Press Release Provided by the State Water Contractors 

On June 28th, the California State Legislature passed the Budget Act for the next fiscal year. As part of the enacted budget, nearly $3 billion has been appropriated to a drought relief package as California faces its driest conditions in decades with about 85% of the state facing extreme drought conditions. 

Consistent with the Administration’s Water Resilience Portfolio and the Governor’s emergency drought proclamations, the state’s spending represents a commitment to meet the immediate and future challenges presented by extended drought and climate change by:

Repairing subsidence damage to California’s State Water Project (SWP) and Central Valley Project (CVP) water delivery infrastructure with a one-time $100 million down payment for this year and a promise of another $100 million next year toward Senator Melissa Hurtado’s SB 559;

Providing access to safe drinking water, building water supply reliability, and funding for sustainable groundwater management;

Providing immediate drought support at local and regional levels;

Enabling improved data collection and forecast improvements; and

Protecting fish and wildlife from drought impacts.

“Droughts don’t come in cycles anymore; they are simply our new normal. Today’s budget is a reflection of that fact. We must continue to invest in California’s State Water Project as the backbone of our economy and the lifeblood of our communities – supporting 2/3 of all Californians statewide,” said Jennifer Pierre, General Manager of the State Water Contractors. “Back in the 1960’s, California visionaries dreamed big when they built the largest state owned and operated water system in the world to support 16 million people. With 27 million Californians relying on that same system today, we need to continue to invest in this multi-billion-dollar asset to ensure it can meet our state’s water needs as we adapt to our new climate reality.”
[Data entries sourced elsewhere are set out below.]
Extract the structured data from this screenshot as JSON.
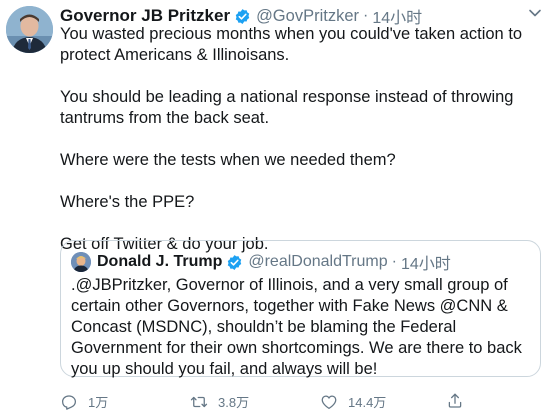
{
  "tweet": {
    "author_name": "Governor JB Pritzker",
    "author_handle": "@GovPritzker",
    "separator": "·",
    "time": "14小时",
    "paragraphs": [
      "You wasted precious months when you could've taken action to protect Americans & Illinoisans.",
      "You should be leading a national response instead of throwing tantrums from the back seat.",
      "Where were the tests when we needed them?",
      "Where's the PPE?",
      "Get off Twitter & do your job."
    ]
  },
  "quoted": {
    "author_name": "Donald J. Trump",
    "author_handle": "@realDonaldTrump",
    "separator": "·",
    "time": "14小时",
    "text": ".@JBPritzker, Governor of Illinois, and a very small group of certain other Governors, together with Fake News @CNN & Concast (MSDNC), shouldn’t be blaming the Federal Government for their own shortcomings. We are there to back you up should you fail, and always will be!"
  },
  "actions": {
    "reply_count": "1万",
    "retweet_count": "3.8万",
    "like_count": "14.4万"
  },
  "colors": {
    "verified": "#1da1f2",
    "secondary_text": "#657786",
    "border": "#ccd6dd"
  },
  "icons": [
    "verified-badge-icon",
    "chevron-down-icon",
    "reply-icon",
    "retweet-icon",
    "like-icon",
    "share-icon"
  ]
}
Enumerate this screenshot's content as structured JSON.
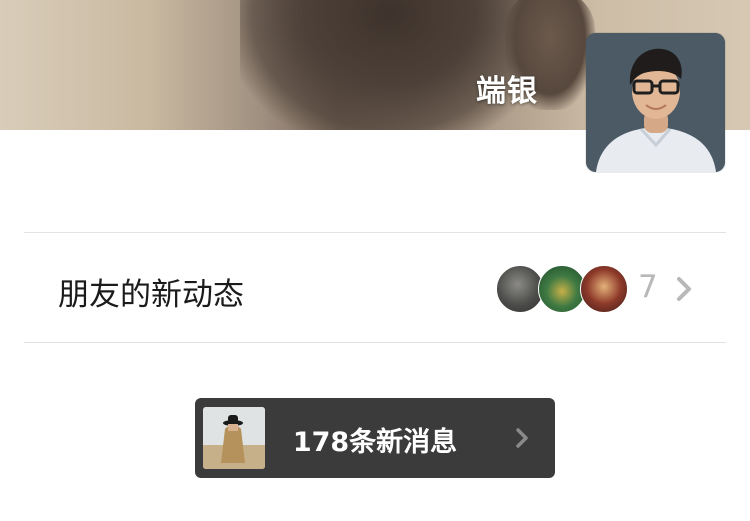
{
  "profile": {
    "name": "端银"
  },
  "friends_feed": {
    "label": "朋友的新动态",
    "count": "7"
  },
  "new_messages": {
    "label": "178条新消息"
  },
  "icons": {
    "chevron": "chevron-right-icon"
  },
  "colors": {
    "pill_background": "#3b3b3b",
    "count_text": "#b8b8b8",
    "divider": "#e3e3e3"
  }
}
“Addressing these realities means making smart investments to repair subsidence damage to this outdated infrastructure like SB 559. It means bringing together varied interests to cooperate on the first ever Voluntary Agreements to improve water management. It means continuing to build and expand local sources of water supplies. It means we all have a stake in California, and the investments outlined in this state budget will help ensure clean, affordable water for all, even as the climate changes.”